Baku, December 26, AZERTAC
A cure for sugar cravings is a major step nearer after scientists identified a hormone which suppresses a "sweet tooth".
Researchers say their findings, published online in the journal Cell Metabolism, could improve the diet and help patients who are diabetic or obese.
While sugar cravings are common, particularly at this time of year, the physiological mechanisms that trigger our "sweet tooth" were not well defined until now.
But the new study in mice shows that a hormone produced by the liver, fibroblast growth factor 21 (FGF21), suppresses the consumption of simple sugars.
The researchers say that FGF21 is produced in the liver in response to high carbohydrate levels. The hormone then enters the bloodstream, where it sends a signal to the brain to suppress the preference for sweets.
The study's co-senior author Doctor Matthew Potthoff, assistant professor of pharmacology in the University of Iowa in the US, said: "This is the first liver-derived hormone we know that regulates sugar intake specifically."

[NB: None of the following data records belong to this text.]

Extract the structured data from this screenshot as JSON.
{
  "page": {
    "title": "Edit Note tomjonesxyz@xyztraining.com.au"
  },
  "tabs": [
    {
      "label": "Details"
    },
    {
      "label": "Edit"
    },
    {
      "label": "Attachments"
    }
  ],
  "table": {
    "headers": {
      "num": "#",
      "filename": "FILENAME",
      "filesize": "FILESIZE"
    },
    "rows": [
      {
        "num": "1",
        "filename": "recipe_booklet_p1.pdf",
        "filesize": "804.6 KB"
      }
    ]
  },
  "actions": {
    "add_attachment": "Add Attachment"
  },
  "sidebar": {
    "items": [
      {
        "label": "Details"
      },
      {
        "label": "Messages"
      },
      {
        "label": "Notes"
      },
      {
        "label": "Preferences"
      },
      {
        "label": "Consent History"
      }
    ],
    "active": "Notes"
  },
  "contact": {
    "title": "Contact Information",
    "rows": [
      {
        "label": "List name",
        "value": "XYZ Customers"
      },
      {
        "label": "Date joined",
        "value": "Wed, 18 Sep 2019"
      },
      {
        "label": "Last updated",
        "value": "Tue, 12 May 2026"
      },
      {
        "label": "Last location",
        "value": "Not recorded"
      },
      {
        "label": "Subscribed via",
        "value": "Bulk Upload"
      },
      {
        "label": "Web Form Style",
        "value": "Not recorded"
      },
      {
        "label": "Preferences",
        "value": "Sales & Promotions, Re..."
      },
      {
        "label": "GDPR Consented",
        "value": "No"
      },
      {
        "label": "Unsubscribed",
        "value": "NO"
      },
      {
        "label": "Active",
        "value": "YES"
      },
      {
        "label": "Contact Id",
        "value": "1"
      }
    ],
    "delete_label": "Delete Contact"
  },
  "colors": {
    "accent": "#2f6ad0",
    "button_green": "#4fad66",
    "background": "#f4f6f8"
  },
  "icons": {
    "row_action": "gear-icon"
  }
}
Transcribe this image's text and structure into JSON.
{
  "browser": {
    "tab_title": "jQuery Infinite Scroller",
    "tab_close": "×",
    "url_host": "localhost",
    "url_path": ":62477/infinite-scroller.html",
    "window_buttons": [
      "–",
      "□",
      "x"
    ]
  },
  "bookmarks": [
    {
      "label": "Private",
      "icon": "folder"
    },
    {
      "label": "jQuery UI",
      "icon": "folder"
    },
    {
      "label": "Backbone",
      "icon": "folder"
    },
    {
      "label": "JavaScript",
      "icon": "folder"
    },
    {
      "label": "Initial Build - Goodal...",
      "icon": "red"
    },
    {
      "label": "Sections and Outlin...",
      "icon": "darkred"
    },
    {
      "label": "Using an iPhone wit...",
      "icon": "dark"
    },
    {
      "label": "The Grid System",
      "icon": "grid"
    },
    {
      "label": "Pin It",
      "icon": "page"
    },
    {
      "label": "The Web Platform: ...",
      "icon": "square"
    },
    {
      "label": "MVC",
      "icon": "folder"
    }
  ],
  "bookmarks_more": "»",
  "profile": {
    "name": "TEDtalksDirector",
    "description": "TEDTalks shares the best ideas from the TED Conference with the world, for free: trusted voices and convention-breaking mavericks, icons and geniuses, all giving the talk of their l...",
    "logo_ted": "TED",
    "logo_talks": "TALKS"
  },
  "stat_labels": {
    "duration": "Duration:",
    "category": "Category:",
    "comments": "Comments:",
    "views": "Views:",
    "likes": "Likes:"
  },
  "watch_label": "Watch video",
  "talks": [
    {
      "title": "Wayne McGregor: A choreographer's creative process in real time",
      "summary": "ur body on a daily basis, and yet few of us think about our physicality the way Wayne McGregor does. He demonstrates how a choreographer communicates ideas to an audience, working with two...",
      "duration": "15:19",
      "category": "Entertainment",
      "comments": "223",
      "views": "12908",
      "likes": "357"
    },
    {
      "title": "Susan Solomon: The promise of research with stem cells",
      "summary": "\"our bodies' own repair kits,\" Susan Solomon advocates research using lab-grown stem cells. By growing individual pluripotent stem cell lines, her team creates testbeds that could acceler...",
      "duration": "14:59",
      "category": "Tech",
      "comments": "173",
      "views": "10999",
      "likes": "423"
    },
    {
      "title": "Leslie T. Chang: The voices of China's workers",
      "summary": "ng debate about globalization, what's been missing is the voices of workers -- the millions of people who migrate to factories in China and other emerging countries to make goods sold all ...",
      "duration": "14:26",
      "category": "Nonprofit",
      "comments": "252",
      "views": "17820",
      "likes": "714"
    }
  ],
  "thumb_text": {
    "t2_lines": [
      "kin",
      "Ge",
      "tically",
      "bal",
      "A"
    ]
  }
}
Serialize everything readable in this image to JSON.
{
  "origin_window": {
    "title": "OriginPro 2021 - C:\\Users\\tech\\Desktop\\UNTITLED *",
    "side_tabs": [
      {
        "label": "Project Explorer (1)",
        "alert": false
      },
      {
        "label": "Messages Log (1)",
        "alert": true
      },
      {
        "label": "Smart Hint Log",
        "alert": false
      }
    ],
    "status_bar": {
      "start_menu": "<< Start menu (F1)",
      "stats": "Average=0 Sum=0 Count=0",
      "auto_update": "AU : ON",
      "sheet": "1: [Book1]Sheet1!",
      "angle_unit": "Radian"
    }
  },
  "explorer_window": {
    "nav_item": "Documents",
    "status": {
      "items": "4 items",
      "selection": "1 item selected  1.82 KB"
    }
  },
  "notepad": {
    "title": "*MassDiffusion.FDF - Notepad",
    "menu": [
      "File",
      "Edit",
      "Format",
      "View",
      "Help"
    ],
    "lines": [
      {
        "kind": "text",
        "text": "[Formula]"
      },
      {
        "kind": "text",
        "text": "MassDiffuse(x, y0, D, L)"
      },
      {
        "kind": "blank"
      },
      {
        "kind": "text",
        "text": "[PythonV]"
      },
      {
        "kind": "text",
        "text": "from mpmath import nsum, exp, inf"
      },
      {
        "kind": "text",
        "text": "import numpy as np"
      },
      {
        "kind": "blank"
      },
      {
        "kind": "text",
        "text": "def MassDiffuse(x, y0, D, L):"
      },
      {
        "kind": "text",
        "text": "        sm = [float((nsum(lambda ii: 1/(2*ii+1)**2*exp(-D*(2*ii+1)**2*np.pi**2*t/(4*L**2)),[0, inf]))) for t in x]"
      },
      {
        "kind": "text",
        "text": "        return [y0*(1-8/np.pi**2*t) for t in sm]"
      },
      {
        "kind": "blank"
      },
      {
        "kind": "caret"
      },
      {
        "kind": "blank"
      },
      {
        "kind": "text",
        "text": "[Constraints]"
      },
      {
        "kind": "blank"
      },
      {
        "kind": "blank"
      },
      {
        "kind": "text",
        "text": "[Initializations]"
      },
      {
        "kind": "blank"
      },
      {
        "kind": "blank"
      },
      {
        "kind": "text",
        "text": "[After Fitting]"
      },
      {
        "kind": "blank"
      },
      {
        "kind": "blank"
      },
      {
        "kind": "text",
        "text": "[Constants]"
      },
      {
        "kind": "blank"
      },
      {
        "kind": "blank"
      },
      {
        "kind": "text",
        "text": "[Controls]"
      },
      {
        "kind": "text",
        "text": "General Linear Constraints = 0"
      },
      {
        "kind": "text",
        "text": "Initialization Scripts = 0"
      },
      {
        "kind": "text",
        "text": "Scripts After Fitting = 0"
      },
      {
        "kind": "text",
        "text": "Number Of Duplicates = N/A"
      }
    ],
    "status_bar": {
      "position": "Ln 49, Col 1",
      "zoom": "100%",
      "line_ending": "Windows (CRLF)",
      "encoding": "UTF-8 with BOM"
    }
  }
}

Previous research explains how certain hormones affect appetite; however, these hormones don't regulate any specific macronutrient - carbohydrate, protein, fat - and are produced by organs other than the liver.